A fellow-Raveler (who happens to have a family full of Altheas herself) just asked me how my new Althea cardigan and skirt patterns got their name. Well, their namesake is third from the right in this photo--she's the determined-looking woman in the patterned frock who's looking right at ya:
For those who don't recognize her on sight, that's none other than Althea Warren, who was City Librarian of Los Angeles, CA from 1933-1947, and president of ALA from '43-'44. During her tenure, Warren led the Victory Book Campaign, a nationwide book drive that eventually directed more than 10 million volumes to those serving in the armed forces in WWII. This project was totally in keeping with her philosophy as a librarian, which was distinctly populist. "Not all of a person's reading is or should be in pursuit of information," she wrote, in an article on "The Needs of Readers." As someone who reads at both the high and low ends of the literary spectrum, I'm down with that. Of course, Althea Warren held that opinion at a time when it was still pretty radical--when many library board members still felt that libraries should be places for people to "better themselves" or address "the higher interests of society," and that putting mystery novels and penny dreadfuls on the shelves would attract an unruly class of patrons. This debate about the fundamental public role of libraries, and how that should shape their acquisitions and services, continues to this day--it's a fierce 'un!
To pay tribute to Althea Warren, then, I designed a knitted outfit that's bold in color, but entirely straightforward to knit and quite serviceable to wear. Think of her when you wear it--and while you're at it, you could even donate a book to a soldier in her memory.

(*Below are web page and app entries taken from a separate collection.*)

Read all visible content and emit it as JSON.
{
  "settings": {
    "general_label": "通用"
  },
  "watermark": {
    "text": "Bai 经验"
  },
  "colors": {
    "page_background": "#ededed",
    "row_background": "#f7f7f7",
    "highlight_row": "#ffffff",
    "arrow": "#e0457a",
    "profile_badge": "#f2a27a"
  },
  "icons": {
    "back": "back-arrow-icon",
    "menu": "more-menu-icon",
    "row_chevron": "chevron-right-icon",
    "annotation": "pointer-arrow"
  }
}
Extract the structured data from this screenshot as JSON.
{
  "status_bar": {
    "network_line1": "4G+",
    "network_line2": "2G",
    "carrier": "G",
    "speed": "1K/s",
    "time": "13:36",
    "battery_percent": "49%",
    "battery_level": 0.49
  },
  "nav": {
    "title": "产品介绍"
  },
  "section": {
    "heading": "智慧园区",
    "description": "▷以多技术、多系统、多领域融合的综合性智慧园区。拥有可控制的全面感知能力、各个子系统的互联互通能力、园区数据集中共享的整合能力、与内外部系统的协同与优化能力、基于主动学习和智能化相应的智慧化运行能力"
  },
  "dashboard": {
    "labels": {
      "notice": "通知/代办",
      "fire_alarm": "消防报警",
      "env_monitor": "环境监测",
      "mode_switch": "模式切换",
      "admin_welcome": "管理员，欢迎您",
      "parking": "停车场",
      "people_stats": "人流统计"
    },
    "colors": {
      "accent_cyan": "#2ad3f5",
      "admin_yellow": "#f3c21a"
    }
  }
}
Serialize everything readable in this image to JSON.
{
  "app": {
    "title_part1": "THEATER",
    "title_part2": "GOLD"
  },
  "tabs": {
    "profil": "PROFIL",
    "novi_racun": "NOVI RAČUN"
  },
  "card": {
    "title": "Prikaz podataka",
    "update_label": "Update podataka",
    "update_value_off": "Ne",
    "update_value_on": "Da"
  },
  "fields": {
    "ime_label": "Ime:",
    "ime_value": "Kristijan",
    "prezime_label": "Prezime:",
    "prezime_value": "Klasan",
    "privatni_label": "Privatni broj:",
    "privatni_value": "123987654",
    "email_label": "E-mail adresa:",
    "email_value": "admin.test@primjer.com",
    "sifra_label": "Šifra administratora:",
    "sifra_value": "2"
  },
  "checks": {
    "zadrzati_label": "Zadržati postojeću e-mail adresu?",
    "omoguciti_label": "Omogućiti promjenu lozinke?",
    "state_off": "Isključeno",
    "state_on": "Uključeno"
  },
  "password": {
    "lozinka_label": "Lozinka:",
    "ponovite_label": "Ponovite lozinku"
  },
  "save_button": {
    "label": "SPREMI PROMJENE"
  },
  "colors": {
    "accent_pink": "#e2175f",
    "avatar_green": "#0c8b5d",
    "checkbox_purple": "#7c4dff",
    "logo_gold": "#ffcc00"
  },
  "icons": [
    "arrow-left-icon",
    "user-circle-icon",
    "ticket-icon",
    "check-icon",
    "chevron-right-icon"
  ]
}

(Image courtesy of the Los Angeles Public Library's photo collection.)